Quantification of protein concentration by the Bradford method in the presence of pharmaceutical polymers
Journal article, 2011
We investigated how the Bradford assay for measurements of protein released from a drug formulation may be affected by a concomitant release of a pharmaceutical polymer used to formulate the protein delivery device. The main result is that polymer-caused perturbations of the Coomassie dye absorbance at the Bradford monitoring wavelength (595 nm) can be identified and corrected by recording absorption

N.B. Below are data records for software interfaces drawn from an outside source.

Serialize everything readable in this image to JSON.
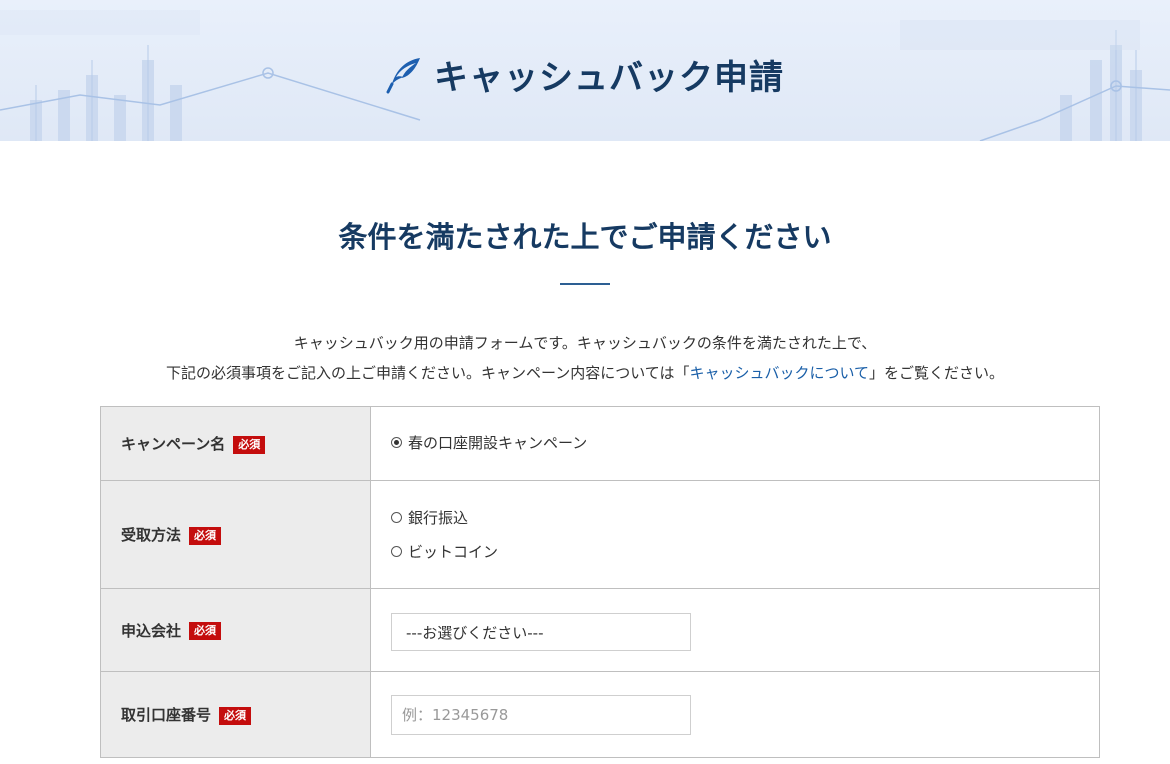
{
  "header": {
    "title": "キャッシュバック申請",
    "icon": "feather-pen-icon"
  },
  "main": {
    "subtitle": "条件を満たされた上でご申請ください",
    "intro_line1": "キャッシュバック用の申請フォームです。キャッシュバックの条件を満たされた上で、",
    "intro_line2_prefix": "下記の必須事項をご記入の上ご申請ください。キャンペーン内容については「",
    "intro_link": "キャッシュバックについて",
    "intro_line2_suffix": "」をご覧ください。"
  },
  "form": {
    "required_label": "必須",
    "campaign": {
      "label": "キャンペーン名",
      "option": "春の口座開設キャンペーン",
      "selected": true
    },
    "receive_method": {
      "label": "受取方法",
      "options": [
        "銀行振込",
        "ビットコイン"
      ]
    },
    "company": {
      "label": "申込会社",
      "select_value": "---お選びください---"
    },
    "account_number": {
      "label": "取引口座番号",
      "placeholder": "例：12345678"
    }
  },
  "colors": {
    "heading": "#163a62",
    "accent": "#2d5f93",
    "required_badge": "#c40d0d",
    "link": "#1a5fa8"
  }
}
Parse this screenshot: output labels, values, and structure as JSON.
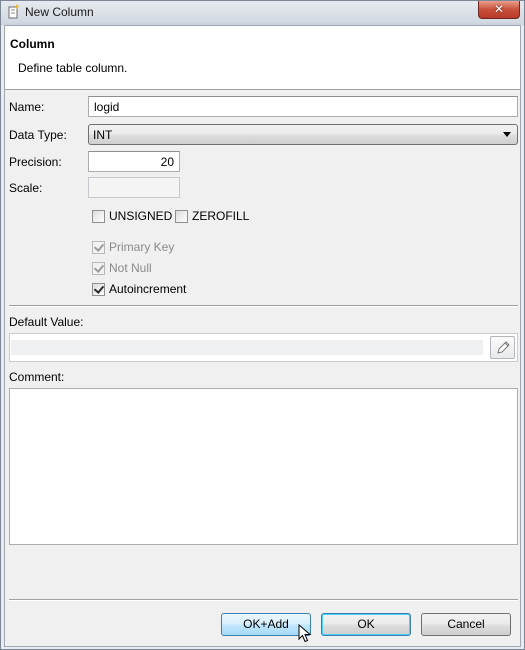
{
  "window": {
    "title": "New Column",
    "close_label": "✕"
  },
  "header": {
    "title": "Column",
    "description": "Define table column."
  },
  "form": {
    "name_label": "Name:",
    "name_value": "logid",
    "data_type_label": "Data Type:",
    "data_type_value": "INT",
    "precision_label": "Precision:",
    "precision_value": "20",
    "scale_label": "Scale:",
    "scale_value": "",
    "unsigned_label": "UNSIGNED",
    "zerofill_label": "ZEROFILL",
    "primary_key_label": "Primary Key",
    "not_null_label": "Not Null",
    "autoincrement_label": "Autoincrement",
    "default_value_label": "Default Value:",
    "comment_label": "Comment:"
  },
  "checkboxes": {
    "unsigned": false,
    "zerofill": false,
    "primary_key": true,
    "not_null": true,
    "autoincrement": true
  },
  "buttons": {
    "ok_add": "OK+Add",
    "ok": "OK",
    "cancel": "Cancel"
  },
  "colors": {
    "accent": "#3c7fb1",
    "close": "#c9503a"
  }
}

spectra in the region of 350–850 mm. The pharmaceutical polymers Carbopol and chitosan illustrate two potential types of perturbations in the Bradford assay, whereas the third polymer, hydroxypropylmethylcellulose (HPMC), acts as a nonperturbing control. Carbopol increases the apparent absorbance at 595 nm because the polymer aggregates at the low pH of the Bradford protocol, causing a turbidity contribution that can be corrected quantitatively at 595 nm by measuring the sample absorbance at 850 nm outside the dye absorption band. Chitosan is a cationic polymer under Bradford conditions and interacts directly with the anionic Coomassie dye and perturbs its absorption spectrum, including 595 nm. In this case, the Bradford method remains useful if the polymer concentration is known but should be used with caution in release studies where the polymer concentration may vary and needs to be measured independently.